Fine, We Should Start with Port
Naturally, the city is best known globally for its production of Port wine. In fact, some of the most popular tourist excursions available are tours of the many vineyards and wineries, including the famed Graham’s Port Lodge, that provide the world with the extra-sweet drink… plus, it’s one of our favorite places to drink in Porto. You’ll get a chance to learn the rich history of Port in the region, wander the vast cellars, and sip a few tasters with your group. When you finish, you’ll likely be slightly more educated, a little bit tipsy, and looking to continue your adventure with something, well, drier.
A Casual Place to Sip
As most of the area’s wineries lie across the Douro River in the town of Castelo, your journey back over the Dom Luís I Bridge will give you sweeping vistas of the small yachts and sail boats passing underneath. A sharp left turn once off the bridge will take you to the water’s edge, beginning your leisurely stroll through channel-side vendors, shops, restaurants, and bars. If you’re still in the mood for a more traditional wine, stop off at Bacalhau: it offers a wide variety of refreshing (and reasonably priced) selection of white, red, and rosés paired with simple-but-delicious portions of traditional Portuguese food and a beautiful view of the river. This is an especially picturesque place to drink in Porto.

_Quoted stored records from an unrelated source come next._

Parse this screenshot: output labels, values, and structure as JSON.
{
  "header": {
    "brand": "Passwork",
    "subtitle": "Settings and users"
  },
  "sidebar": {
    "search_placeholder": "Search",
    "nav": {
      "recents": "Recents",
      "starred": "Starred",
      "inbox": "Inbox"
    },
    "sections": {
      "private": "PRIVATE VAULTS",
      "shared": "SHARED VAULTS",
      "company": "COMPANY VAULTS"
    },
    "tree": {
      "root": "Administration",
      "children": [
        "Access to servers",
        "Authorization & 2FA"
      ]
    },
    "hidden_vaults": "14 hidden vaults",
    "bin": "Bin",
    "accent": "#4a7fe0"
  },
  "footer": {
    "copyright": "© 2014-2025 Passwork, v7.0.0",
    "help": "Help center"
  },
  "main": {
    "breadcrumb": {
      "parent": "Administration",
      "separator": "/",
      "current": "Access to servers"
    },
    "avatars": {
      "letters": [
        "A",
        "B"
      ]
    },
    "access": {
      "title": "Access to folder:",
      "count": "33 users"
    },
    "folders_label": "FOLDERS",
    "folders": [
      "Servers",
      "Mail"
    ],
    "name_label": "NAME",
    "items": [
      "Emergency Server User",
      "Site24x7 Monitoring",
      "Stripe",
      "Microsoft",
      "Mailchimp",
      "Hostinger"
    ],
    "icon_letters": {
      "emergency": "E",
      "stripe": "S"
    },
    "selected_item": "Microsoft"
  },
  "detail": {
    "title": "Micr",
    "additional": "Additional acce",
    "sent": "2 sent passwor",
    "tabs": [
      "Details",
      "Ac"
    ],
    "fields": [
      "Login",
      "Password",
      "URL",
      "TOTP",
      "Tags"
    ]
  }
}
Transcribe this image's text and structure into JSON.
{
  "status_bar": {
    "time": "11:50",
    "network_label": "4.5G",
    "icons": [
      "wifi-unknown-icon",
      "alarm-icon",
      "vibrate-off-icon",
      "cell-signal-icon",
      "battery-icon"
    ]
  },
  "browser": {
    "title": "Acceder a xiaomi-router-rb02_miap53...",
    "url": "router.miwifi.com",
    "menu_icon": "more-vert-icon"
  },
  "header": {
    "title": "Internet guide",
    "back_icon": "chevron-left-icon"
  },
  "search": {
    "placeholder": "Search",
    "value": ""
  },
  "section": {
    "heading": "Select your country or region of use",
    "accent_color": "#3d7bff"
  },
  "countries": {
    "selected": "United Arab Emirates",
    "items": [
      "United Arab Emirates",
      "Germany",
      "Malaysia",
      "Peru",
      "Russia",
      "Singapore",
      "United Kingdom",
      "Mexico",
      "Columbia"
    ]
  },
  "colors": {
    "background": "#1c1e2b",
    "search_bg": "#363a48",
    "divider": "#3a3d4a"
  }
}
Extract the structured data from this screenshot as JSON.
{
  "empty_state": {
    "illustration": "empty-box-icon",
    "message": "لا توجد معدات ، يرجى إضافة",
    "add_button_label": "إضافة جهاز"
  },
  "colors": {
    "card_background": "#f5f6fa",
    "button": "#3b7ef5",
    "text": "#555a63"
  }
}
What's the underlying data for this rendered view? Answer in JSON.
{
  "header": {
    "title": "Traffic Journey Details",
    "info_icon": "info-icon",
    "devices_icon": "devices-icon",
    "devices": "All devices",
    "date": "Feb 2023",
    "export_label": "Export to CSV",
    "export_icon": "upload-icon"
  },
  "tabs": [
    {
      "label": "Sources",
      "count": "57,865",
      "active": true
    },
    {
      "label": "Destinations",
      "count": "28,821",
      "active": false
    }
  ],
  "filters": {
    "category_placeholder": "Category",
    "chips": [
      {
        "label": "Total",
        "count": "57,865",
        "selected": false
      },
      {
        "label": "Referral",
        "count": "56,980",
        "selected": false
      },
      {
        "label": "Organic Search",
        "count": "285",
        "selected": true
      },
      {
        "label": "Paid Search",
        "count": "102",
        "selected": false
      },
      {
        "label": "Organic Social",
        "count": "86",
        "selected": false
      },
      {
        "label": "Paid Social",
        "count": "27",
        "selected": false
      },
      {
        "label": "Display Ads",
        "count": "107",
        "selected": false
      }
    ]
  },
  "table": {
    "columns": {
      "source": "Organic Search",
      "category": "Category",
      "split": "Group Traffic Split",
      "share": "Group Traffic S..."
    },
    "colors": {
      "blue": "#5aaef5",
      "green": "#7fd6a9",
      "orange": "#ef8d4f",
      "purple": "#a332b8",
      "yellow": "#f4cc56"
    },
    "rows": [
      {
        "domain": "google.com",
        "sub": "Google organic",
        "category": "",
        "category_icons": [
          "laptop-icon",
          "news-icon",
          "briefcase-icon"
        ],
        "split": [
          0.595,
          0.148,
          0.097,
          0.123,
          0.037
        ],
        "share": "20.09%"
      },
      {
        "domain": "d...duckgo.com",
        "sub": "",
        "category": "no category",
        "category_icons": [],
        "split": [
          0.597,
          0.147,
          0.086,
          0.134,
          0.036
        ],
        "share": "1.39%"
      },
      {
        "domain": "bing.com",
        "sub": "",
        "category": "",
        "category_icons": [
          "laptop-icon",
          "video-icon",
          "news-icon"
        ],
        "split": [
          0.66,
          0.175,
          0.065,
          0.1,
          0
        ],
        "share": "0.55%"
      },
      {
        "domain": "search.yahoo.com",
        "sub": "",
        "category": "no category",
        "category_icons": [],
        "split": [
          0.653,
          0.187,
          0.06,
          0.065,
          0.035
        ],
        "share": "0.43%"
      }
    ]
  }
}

Note: arriving around dusk should give you a lovely view of the setting sun reflecting off the water.
For the vacationer that’s looking for a more upscale bar experience to drink in Porto, backtracking along the river will take you to the RIB Beef & Wine restaurant. The entrance has a peculiar appearance, almost as if you’re about to enter a war bunker, but once inside, your eyes will adjust to the low-light, swanky atmosphere of the venue. With locations in both Porto and Lisbon, RIB offers a gourmet menu with prices to match. If you’re not looking to splurge on cuisine, make a left into the bar area and sidle right up. They often feature guest bartenders and a selection of refreshing mixed drinks that will satisfy you and your friends for around 8 euros each. We highly recommend the Alberto Caeiro: a concoction of Barcardi, pineapple & ginger kombucha, acid coriander juice, and elderflower.
Small Place, Perfect Atmosphere
Those seeking a smaller locale can take a stroll inland to the Clérigos area of Porto and find Linha22, right down the street from the Lello Bookstore (home to the staircase that inspired J. K. Rowling’s description of the steps in Harry Potter). This quirky spot acts as a coffee shop, wine bar, and guest house for tourists. Enter into the café on the ground floor and make your way up the winding staircase to a casual eatery boasting a floor-to-ceiling window overlooking the heart of bustling Porto. Oftentimes, you’ll hear a smattering of different languages and accents at the tables that surround you, as this small place is attractive to travelers from all over the world. Place your order and watch as your selections are brought up from the downstairs bar via automated platform, and sip on some of your favorites while taking advantage of their free Wi-Fi. Stay awhile and chat with the baristas downstairs; their friendly and jovial demeanor reflects the warm spirit for which Porto should be world-renowned (along with the wine, of course).